TASK PROMPT:
Keep only the lines that hold the string "JSON", filtering out the rest of the entries below.

RAW DATA:
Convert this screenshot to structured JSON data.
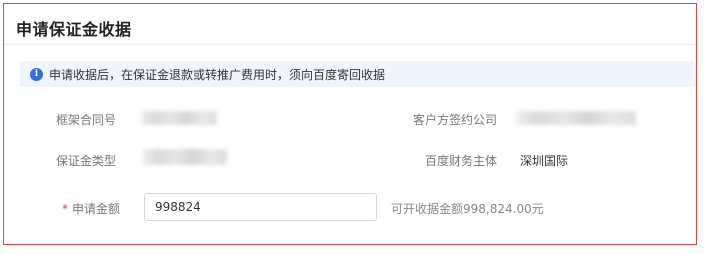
{
  "dialog": {
    "title": "申请保证金收据",
    "notice": "申请收据后，在保证金退款或转推广费用时，须向百度寄回收据",
    "fields": {
      "framework_contract_no_label": "框架合同号",
      "customer_company_label": "客户方签约公司",
      "deposit_type_label": "保证金类型",
      "baidu_entity_label": "百度财务主体",
      "baidu_entity_value": "深圳国际",
      "amount_label": "申请金额",
      "amount_required_mark": "*",
      "amount_value": "998824",
      "amount_hint": "可开收据金额998,824.00元"
    }
  },
  "icons": {
    "notice_icon": "info-icon",
    "notice_icon_glyph": "i"
  },
  "colors": {
    "border_accent": "#e8453c",
    "info_blue": "#2f6fe0",
    "notice_bg": "#f0f5fd"
  }
}
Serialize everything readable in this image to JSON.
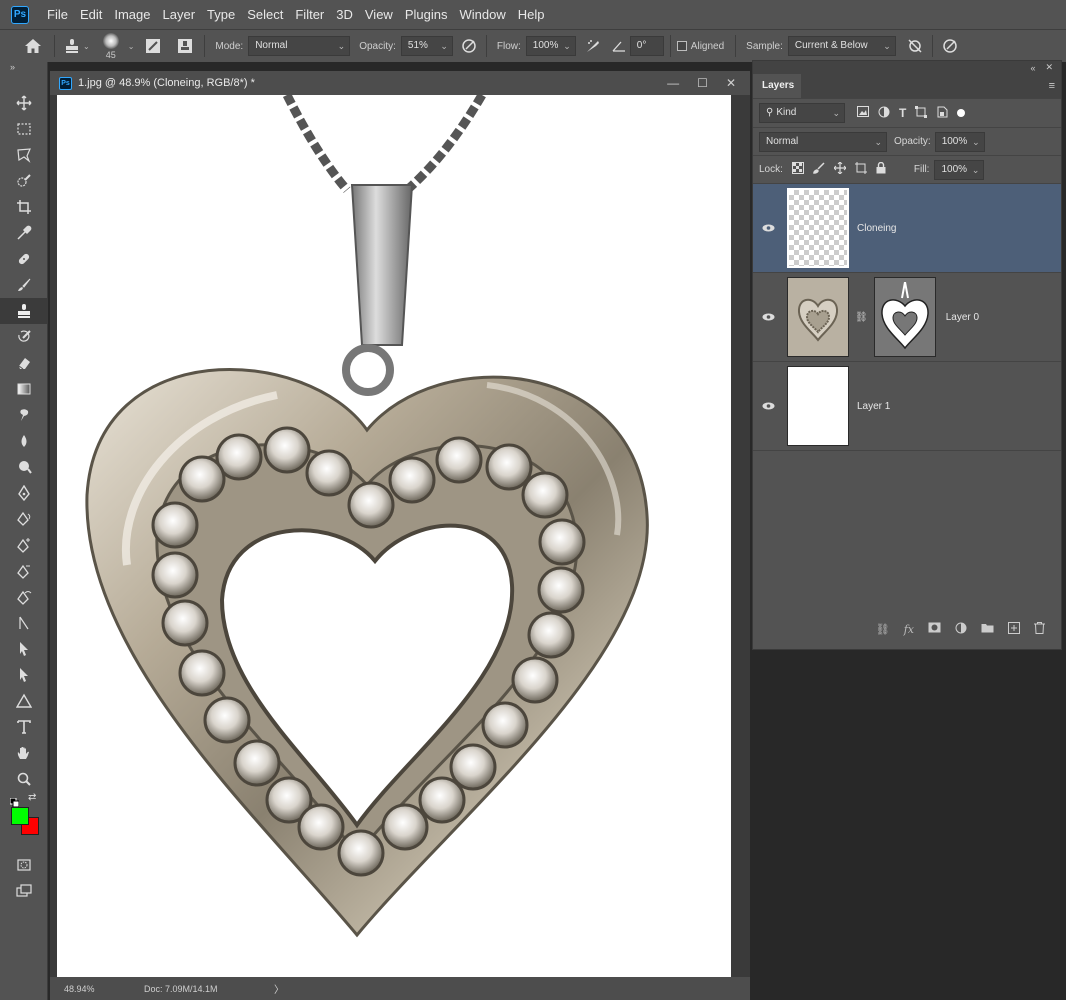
{
  "app": {
    "logo": "Ps"
  },
  "menu": [
    "File",
    "Edit",
    "Image",
    "Layer",
    "Type",
    "Select",
    "Filter",
    "3D",
    "View",
    "Plugins",
    "Window",
    "Help"
  ],
  "options": {
    "brush_size": "45",
    "mode_label": "Mode:",
    "mode_value": "Normal",
    "opacity_label": "Opacity:",
    "opacity_value": "51%",
    "flow_label": "Flow:",
    "flow_value": "100%",
    "angle_value": "0°",
    "aligned_label": "Aligned",
    "sample_label": "Sample:",
    "sample_value": "Current & Below"
  },
  "toolbar": {
    "collapse": "»"
  },
  "colors": {
    "foreground": "#00ff00",
    "background": "#ff0000",
    "accent": "#31a8ff",
    "selected_layer": "#4d5f78"
  },
  "document": {
    "title": "1.jpg @ 48.9% (Cloneing, RGB/8*) *",
    "zoom": "48.94%",
    "doc_info": "Doc: 7.09M/14.1M",
    "status_arrow": "〉"
  },
  "layers_panel": {
    "tab": "Layers",
    "kind_label": "Kind",
    "blend_mode": "Normal",
    "opacity_label": "Opacity:",
    "opacity_value": "100%",
    "lock_label": "Lock:",
    "fill_label": "Fill:",
    "fill_value": "100%",
    "layers": [
      {
        "name": "Cloneing"
      },
      {
        "name": "Layer 0"
      },
      {
        "name": "Layer 1"
      }
    ]
  }
}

RESULT OF THIS TASK:
Convert this screenshot to structured JSON data.
Serialize everything readable in this image to JSON.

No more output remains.